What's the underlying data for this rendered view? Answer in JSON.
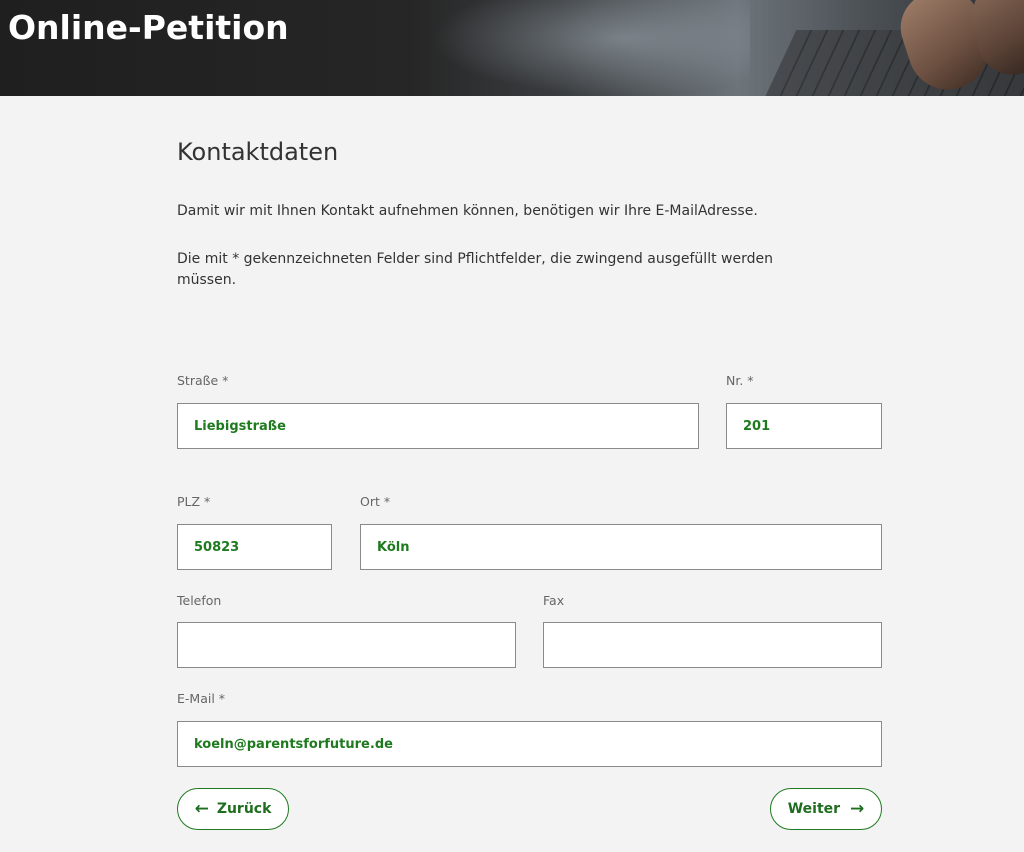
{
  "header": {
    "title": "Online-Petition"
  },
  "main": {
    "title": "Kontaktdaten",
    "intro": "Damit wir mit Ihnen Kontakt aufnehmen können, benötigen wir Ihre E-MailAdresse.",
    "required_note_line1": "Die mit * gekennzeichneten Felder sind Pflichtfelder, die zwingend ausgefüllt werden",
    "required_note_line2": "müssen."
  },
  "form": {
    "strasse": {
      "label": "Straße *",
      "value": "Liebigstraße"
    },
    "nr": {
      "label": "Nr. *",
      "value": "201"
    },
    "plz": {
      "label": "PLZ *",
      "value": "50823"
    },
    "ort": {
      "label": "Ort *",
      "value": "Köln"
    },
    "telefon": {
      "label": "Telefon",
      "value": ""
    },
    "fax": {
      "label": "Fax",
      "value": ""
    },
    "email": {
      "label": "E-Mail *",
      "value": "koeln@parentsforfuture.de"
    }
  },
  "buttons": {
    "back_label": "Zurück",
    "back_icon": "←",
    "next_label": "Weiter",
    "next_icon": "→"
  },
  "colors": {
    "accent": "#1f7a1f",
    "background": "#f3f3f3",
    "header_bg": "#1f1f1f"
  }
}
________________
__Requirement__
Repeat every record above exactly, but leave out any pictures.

__Exercise result__
What's the underlying data for this rendered view? Answer in JSON.
{
  "header": {
    "title": "Online-Petition"
  },
  "main": {
    "title": "Kontaktdaten",
    "intro": "Damit wir mit Ihnen Kontakt aufnehmen können, benötigen wir Ihre E-MailAdresse.",
    "required_note_line1": "Die mit * gekennzeichneten Felder sind Pflichtfelder, die zwingend ausgefüllt werden",
    "required_note_line2": "müssen."
  },
  "form": {
    "strasse": {
      "label": "Straße *",
      "value": "Liebigstraße"
    },
    "nr": {
      "label": "Nr. *",
      "value": "201"
    },
    "plz": {
      "label": "PLZ *",
      "value": "50823"
    },
    "ort": {
      "label": "Ort *",
      "value": "Köln"
    },
    "telefon": {
      "label": "Telefon",
      "value": ""
    },
    "fax": {
      "label": "Fax",
      "value": ""
    },
    "email": {
      "label": "E-Mail *",
      "value": "koeln@parentsforfuture.de"
    }
  },
  "buttons": {
    "back_label": "Zurück",
    "back_icon": "←",
    "next_label": "Weiter",
    "next_icon": "→"
  },
  "colors": {
    "accent": "#1f7a1f",
    "background": "#f3f3f3",
    "header_bg": "#1f1f1f"
  }
}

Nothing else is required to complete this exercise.